Report No. 14 (2006-2007) to the Storting presents new national targets for reductions in emissions of hazardous substances by 2010 from the 1995 level. The report lists 25 substances/groups of substances whose emissions shall be eliminated or substantially reduced (50-90 per cent reduction). These reductions comprise emissions to air, water and earth, but the targets are not specified for each category.
According to the national target, emissions and use of all chemicals posing a serious threat to human health and the environment shall be continuously reduced by 2020, and ultimately eliminated. The figures presented in this article only include emissions to air.
Through various international agreements, Norwayhas committed to reducing its emissions to air of certain hazardous substances from the 1990 level. Different protocols under the Convention on Long-Range Transboundary Air Pollution (CLRTAP) set out the targets for emissions with regional effects. One of these protocols, the Aarhus Protocol, stipulates the commitments for the reduction of PAHs and dioxins, lead, cadmium and mercury. For copper, chromium and arsenic, there are no commitments, but there are requirements for reporting emissions.
One reason for high emissions from wood-burning is that a large proportion of the wood is burned in stoves with old technology (produced prior to 1998). Laboratory tests have shown that stoves with old technology on average emit 60 per cent as much particulate matter as stoves with new technology (produced after 1998). In 2011, almost half of the wood (48 per cent) was burned in new stoves. This is an increase of 31 percentage points since 2002.

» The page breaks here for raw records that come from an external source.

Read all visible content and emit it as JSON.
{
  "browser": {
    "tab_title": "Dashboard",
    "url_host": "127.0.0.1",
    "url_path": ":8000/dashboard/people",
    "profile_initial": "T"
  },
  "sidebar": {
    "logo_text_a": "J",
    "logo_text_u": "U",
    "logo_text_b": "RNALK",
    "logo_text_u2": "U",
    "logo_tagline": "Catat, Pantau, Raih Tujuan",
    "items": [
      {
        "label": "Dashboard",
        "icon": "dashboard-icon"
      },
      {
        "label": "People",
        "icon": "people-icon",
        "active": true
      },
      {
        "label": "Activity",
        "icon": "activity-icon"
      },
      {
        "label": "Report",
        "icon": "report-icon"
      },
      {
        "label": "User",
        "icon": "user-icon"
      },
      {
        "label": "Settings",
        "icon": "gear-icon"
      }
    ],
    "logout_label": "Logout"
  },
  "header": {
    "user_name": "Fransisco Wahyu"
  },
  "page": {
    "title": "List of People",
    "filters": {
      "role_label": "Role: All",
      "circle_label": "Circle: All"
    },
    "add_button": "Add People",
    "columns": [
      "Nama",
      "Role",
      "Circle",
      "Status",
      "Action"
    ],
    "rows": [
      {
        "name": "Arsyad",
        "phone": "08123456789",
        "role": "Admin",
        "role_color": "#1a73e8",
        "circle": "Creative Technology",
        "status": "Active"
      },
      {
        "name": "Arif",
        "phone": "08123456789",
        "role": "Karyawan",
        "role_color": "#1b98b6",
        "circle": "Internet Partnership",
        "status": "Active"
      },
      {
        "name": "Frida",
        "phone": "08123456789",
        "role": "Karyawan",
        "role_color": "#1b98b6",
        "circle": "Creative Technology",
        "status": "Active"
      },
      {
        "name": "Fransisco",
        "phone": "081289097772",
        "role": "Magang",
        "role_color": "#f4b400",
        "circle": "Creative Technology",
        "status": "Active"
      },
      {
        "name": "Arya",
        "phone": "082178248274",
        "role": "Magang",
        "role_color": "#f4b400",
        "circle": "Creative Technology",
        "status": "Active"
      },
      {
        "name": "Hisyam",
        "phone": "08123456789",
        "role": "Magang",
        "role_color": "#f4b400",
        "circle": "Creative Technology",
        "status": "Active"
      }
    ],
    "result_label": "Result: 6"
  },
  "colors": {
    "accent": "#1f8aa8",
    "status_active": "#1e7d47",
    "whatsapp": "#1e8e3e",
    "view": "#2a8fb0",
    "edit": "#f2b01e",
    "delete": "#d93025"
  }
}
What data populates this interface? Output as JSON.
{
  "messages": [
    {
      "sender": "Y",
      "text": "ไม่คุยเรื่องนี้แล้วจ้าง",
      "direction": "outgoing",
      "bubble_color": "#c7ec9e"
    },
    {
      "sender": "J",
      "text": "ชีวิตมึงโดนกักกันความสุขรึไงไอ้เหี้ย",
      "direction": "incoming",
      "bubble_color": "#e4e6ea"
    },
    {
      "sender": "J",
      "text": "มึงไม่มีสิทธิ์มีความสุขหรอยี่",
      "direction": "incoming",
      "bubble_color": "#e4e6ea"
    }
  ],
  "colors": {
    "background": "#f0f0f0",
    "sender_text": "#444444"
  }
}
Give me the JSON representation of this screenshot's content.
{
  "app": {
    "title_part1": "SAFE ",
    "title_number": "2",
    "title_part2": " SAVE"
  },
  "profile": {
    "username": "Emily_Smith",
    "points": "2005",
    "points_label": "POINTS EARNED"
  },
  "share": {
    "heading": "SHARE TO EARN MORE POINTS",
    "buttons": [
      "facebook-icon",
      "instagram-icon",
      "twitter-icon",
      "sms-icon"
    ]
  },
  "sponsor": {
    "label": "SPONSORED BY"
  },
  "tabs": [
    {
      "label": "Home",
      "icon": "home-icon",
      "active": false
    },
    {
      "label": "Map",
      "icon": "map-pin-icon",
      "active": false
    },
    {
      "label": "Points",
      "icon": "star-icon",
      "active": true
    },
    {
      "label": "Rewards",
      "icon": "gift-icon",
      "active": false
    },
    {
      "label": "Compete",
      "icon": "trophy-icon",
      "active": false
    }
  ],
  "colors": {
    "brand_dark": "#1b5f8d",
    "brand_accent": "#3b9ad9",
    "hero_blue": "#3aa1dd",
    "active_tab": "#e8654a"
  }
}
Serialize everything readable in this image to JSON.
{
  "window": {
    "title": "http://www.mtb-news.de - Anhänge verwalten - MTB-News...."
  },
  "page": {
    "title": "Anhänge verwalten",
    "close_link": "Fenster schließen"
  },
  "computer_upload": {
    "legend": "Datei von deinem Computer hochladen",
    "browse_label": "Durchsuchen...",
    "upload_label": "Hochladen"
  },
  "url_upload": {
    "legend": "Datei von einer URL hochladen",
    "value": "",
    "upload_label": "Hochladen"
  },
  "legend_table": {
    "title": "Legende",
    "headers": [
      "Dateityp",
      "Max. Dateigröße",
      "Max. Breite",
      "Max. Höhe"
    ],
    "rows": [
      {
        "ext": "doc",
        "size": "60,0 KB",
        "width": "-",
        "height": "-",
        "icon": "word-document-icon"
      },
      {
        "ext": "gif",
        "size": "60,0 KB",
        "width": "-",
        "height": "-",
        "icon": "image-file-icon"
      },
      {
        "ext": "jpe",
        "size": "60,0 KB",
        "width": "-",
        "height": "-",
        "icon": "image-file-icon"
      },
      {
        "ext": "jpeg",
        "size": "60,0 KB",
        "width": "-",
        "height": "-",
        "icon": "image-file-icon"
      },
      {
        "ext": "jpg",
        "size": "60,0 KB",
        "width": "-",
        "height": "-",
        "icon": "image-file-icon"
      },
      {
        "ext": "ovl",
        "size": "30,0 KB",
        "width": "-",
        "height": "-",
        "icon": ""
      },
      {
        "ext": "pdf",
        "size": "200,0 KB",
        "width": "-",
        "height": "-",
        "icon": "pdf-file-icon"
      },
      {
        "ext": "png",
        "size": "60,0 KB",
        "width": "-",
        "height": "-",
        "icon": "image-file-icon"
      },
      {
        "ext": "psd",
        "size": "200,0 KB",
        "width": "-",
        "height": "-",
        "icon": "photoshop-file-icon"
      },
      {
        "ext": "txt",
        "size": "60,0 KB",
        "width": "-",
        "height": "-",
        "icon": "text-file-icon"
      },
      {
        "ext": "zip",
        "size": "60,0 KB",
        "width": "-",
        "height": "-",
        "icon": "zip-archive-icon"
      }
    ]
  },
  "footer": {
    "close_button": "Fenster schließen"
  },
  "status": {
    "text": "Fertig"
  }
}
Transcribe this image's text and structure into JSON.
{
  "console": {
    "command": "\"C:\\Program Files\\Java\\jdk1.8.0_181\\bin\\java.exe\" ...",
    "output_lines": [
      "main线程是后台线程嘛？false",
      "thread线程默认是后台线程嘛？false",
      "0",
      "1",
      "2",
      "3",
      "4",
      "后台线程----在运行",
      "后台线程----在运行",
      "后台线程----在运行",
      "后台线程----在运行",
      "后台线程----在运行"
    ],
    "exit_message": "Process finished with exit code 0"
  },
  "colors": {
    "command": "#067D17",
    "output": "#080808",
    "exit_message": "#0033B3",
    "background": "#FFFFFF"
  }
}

Read more in the article Kraftig nedgang i vedforbruket (in Norwegian only).